With the ‘five questions for’ series individual RMSC members get the opportunity to introduce themselves to the network. In this edition Sophie Stein talks about her role as as a lawyer at DOCK Legal Experts.
What does a typical day for you look like?
To be honest, when working as a lawyer there is no such thing as a typical day, since the type of work varies depending on the type of cases you’re working on. However, unless I have a hearing, the order in which I execute the various works each day is generally the same.
Normally, I come into the office at 9:00 in the morning. I have a coffee and then start checking and answering my emails. The rest of what I do depends greatly on the content of my inbox. If there are no urgent matters, I start working on my to do list for that day.

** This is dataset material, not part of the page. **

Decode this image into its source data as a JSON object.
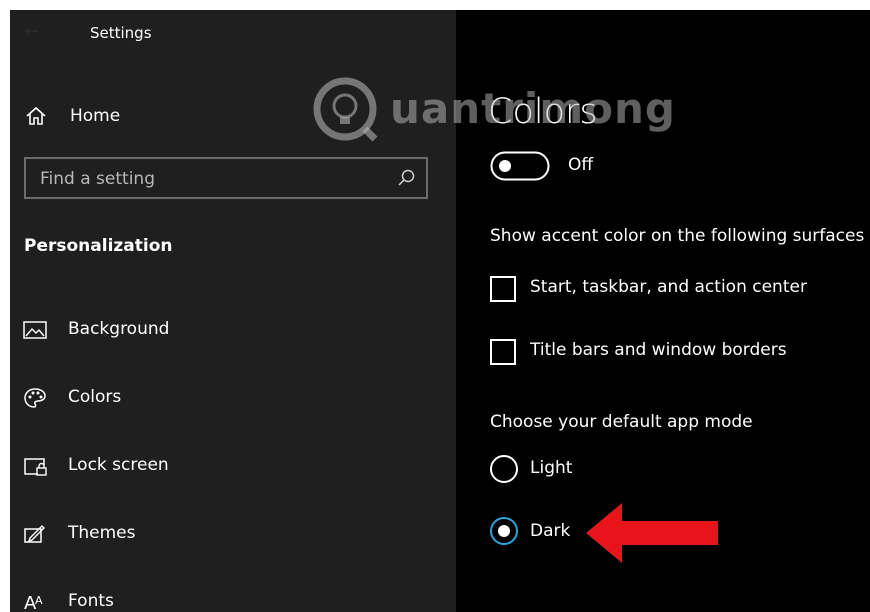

The work can vary from preparing for a hearing to doing legal research in order to draft a legal opinion or meeting with clients to discuss a new matter. If an urgent matter has arisen, or arises during the day, this will take precedence, which results in me dropping whatever I am working on. This for instance happens when a client wants to arrest a vessel, which is due to leave the Netherlands on short term.
My workday usually ends around 18:30, unless it is very busy or I am working on an urgent matter. So my day ends when the work is done.
What was the best advice (workwise) someone gave you?
A former colleague of mine advised me to always record everything you discuss or agree upon in an email, in order to prevent discussion about the content later on.
How could you be of help to others in the industry or RMSC?
I can offer others in the industry or the RMSC legal advice about matters concerning transport law, maritime law, insurance- and liability law and environmental criminal law if this would ever be necessary.
Furthermore, I am part of the global community ‘Lean in’, which is dedicated to helping women achieve their ambitions. I am part of a ‘Lean In-circle’ in Rotterdam, which consists out of a group of 11 women who have been working for about 5 years at a variety of companies in the Netherlands. We provide support to each other on topics like career growth, combining career ambitions and family life etc. I would be able to introduce likeminded women to the global community ‘Lean in’ community and possibly my ‘Lean In-circle’, if there is space.
And lastly: What’s in the news which relates directly to your profession?
Most recently I would have to say the news about the ‘EVERGIVEN’ blocking the Suez Canal. A blockage of this caliber results in huge damages all around the world. Not only for the cargo interests but also for shipowners dealing with i.e. damage due to delays. When damages run this high, lawyers generally tend to become involved. After all, when it comes to maritime claims legally the Owners of the vessel have the right to limit their liability by setting up a limitation fund. This has also happened here. If there are losses suffered by cargo interests then legal representation will be required to lodge claims within the limitation fund as part of any recovery action.